▶ **RAW DATA**
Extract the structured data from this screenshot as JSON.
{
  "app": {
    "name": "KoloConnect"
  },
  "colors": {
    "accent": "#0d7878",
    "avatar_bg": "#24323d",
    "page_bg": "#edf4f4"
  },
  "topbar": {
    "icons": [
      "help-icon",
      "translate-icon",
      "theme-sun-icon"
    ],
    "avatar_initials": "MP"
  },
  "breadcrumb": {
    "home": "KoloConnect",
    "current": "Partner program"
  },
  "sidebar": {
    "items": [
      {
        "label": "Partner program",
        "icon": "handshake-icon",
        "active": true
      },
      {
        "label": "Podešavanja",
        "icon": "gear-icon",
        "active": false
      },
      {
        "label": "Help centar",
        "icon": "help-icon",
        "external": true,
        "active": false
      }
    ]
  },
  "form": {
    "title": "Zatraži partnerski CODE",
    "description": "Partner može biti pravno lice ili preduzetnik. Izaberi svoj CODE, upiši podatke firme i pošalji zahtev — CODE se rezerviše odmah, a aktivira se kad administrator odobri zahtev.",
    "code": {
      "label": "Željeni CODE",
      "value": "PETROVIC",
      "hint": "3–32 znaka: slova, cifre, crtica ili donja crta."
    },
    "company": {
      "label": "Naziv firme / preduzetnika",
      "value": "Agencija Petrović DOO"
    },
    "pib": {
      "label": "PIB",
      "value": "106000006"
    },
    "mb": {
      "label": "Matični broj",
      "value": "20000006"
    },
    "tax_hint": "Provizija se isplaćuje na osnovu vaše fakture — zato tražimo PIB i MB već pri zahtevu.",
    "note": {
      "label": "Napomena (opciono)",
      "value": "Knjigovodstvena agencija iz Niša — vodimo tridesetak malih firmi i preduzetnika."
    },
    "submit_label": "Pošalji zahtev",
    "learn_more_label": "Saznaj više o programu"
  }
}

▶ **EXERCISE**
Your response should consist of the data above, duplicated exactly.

▶ **EXERCISE OUTPUT**
Extract the structured data from this screenshot as JSON.
{
  "app": {
    "name": "KoloConnect"
  },
  "colors": {
    "accent": "#0d7878",
    "avatar_bg": "#24323d",
    "page_bg": "#edf4f4"
  },
  "topbar": {
    "icons": [
      "help-icon",
      "translate-icon",
      "theme-sun-icon"
    ],
    "avatar_initials": "MP"
  },
  "breadcrumb": {
    "home": "KoloConnect",
    "current": "Partner program"
  },
  "sidebar": {
    "items": [
      {
        "label": "Partner program",
        "icon": "handshake-icon",
        "active": true
      },
      {
        "label": "Podešavanja",
        "icon": "gear-icon",
        "active": false
      },
      {
        "label": "Help centar",
        "icon": "help-icon",
        "external": true,
        "active": false
      }
    ]
  },
  "form": {
    "title": "Zatraži partnerski CODE",
    "description": "Partner može biti pravno lice ili preduzetnik. Izaberi svoj CODE, upiši podatke firme i pošalji zahtev — CODE se rezerviše odmah, a aktivira se kad administrator odobri zahtev.",
    "code": {
      "label": "Željeni CODE",
      "value": "PETROVIC",
      "hint": "3–32 znaka: slova, cifre, crtica ili donja crta."
    },
    "company": {
      "label": "Naziv firme / preduzetnika",
      "value": "Agencija Petrović DOO"
    },
    "pib": {
      "label": "PIB",
      "value": "106000006"
    },
    "mb": {
      "label": "Matični broj",
      "value": "20000006"
    },
    "tax_hint": "Provizija se isplaćuje na osnovu vaše fakture — zato tražimo PIB i MB već pri zahtevu.",
    "note": {
      "label": "Napomena (opciono)",
      "value": "Knjigovodstvena agencija iz Niša — vodimo tridesetak malih firmi i preduzetnika."
    },
    "submit_label": "Pošalji zahtev",
    "learn_more_label": "Saznaj više o programu"
  }
}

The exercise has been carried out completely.